Mathematics Stack Exchange is a question and answer site for people studying math at any level and professionals in related fields. It's 100% free, no registration required.

Given a compact Hausdorff (I do not assume metrisability) space $K$ and a sequence $(f_n)_n$ of continuous real-valued functions on $K$ such that the pointwise limit of this sequence exists. Must the limit be Borel-measurable?

share|improve this question
add comment

1 Answer

up vote 7 down vote accepted

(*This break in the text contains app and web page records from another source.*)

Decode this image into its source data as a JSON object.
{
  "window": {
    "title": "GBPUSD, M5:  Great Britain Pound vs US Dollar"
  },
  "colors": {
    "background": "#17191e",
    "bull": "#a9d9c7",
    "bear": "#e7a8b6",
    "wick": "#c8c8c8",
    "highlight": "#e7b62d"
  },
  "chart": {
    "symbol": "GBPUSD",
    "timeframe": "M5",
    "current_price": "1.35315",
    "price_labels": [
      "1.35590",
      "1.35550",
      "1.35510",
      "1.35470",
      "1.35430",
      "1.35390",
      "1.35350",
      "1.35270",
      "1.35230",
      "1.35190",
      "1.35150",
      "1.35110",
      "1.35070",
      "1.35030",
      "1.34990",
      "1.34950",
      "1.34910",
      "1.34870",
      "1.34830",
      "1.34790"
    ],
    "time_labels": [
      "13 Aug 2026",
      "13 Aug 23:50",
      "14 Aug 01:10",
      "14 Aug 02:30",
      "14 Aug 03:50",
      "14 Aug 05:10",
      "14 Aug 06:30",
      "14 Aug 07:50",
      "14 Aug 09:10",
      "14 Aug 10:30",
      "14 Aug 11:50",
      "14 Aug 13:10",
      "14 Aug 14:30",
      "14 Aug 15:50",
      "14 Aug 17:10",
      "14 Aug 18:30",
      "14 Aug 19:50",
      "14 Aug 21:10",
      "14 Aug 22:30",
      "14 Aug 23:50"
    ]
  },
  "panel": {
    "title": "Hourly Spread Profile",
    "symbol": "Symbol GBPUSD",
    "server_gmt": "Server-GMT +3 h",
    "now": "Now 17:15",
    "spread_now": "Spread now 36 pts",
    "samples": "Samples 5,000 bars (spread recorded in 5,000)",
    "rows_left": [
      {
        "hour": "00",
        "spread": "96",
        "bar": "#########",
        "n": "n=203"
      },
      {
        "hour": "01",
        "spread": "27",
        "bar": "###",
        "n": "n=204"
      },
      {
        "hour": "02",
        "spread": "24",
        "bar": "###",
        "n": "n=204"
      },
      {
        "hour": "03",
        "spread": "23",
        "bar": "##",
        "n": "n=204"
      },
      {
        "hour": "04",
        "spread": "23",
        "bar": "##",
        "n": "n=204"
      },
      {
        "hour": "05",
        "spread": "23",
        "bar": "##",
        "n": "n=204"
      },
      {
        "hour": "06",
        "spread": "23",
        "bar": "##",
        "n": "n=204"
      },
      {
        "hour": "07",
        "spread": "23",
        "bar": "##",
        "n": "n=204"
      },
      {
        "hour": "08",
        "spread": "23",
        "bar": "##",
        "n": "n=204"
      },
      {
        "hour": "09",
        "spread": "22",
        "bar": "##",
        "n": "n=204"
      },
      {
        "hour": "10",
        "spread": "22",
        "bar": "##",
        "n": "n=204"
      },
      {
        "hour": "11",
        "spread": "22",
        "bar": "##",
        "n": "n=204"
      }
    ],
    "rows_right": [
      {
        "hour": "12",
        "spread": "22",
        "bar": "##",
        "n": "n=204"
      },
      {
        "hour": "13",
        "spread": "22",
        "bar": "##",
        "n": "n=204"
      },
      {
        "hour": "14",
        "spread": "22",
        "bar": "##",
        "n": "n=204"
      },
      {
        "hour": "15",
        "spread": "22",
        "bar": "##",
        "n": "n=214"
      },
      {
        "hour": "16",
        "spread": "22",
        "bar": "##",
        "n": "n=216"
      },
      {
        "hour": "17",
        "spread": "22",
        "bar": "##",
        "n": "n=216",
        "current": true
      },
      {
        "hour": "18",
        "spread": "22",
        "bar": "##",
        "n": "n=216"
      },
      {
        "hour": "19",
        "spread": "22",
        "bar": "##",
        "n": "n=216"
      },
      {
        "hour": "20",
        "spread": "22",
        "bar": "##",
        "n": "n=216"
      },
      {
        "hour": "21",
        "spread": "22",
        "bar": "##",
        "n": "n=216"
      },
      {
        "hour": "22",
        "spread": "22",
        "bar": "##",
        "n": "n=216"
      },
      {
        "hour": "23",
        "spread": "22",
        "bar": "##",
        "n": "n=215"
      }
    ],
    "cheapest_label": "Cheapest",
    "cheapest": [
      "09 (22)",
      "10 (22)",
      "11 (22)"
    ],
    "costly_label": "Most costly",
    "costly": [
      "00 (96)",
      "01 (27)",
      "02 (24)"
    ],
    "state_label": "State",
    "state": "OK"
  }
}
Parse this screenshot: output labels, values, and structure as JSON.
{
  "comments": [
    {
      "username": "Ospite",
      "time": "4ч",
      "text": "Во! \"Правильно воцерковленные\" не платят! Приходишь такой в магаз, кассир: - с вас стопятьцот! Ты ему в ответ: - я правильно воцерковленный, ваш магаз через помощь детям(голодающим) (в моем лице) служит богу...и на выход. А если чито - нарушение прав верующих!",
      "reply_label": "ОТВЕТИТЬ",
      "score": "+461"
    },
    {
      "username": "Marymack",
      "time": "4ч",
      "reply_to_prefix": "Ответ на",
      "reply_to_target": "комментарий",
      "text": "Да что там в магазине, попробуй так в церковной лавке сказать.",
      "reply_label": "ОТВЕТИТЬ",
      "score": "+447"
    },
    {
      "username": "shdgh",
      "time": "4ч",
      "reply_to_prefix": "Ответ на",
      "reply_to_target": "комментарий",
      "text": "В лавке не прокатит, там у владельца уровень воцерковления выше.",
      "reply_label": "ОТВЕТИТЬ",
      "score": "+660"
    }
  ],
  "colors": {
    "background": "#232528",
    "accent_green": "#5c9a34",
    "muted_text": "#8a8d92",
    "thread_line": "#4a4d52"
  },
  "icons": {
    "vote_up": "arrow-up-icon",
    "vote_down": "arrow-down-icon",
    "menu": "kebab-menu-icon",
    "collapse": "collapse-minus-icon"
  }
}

More generally, if $\Sigma$ is a $\sigma$-algebra of subsets of a set $X$, and $(f_n)_n$ is a pointwise convergent sequence of real-valued $\Sigma$-measurable functions on $X$, then $\lim_n f_n$ is $\Sigma$-measurable. (The usual way to prove this is to consider $\liminf$ and $\limsup$.) Since continuous functions are Borel-measurable, the answer to your question is yes.

It is worth mentioning that in the case where $K$ is an interval in $\mathbb R$, what you get is a Baire class 1 function, a very special type of Borel function. A related question asked whether every Lebesgue measurable function is a pointwise limit of continuous functions.

share|improve this answer
2  
More is true: Because $K$ is compact Hausdorff, it is in particular locally compact Hausdorff, so it's a Baire space. Hence the limit of the $f_n$ must be continuous on a comeagre set of points in $K$ by the Baire-Osgood theorem. –  kahen Jan 26 '12 at 0:15
    
Proof of Baire-Osgood. –  kahen May 1 '12 at 11:02
add comment

Your Answer

 
discard

By posting your answer, you agree to the privacy policy and terms of service.

Not the answer you're looking for? Browse other questions tagged or ask your own question.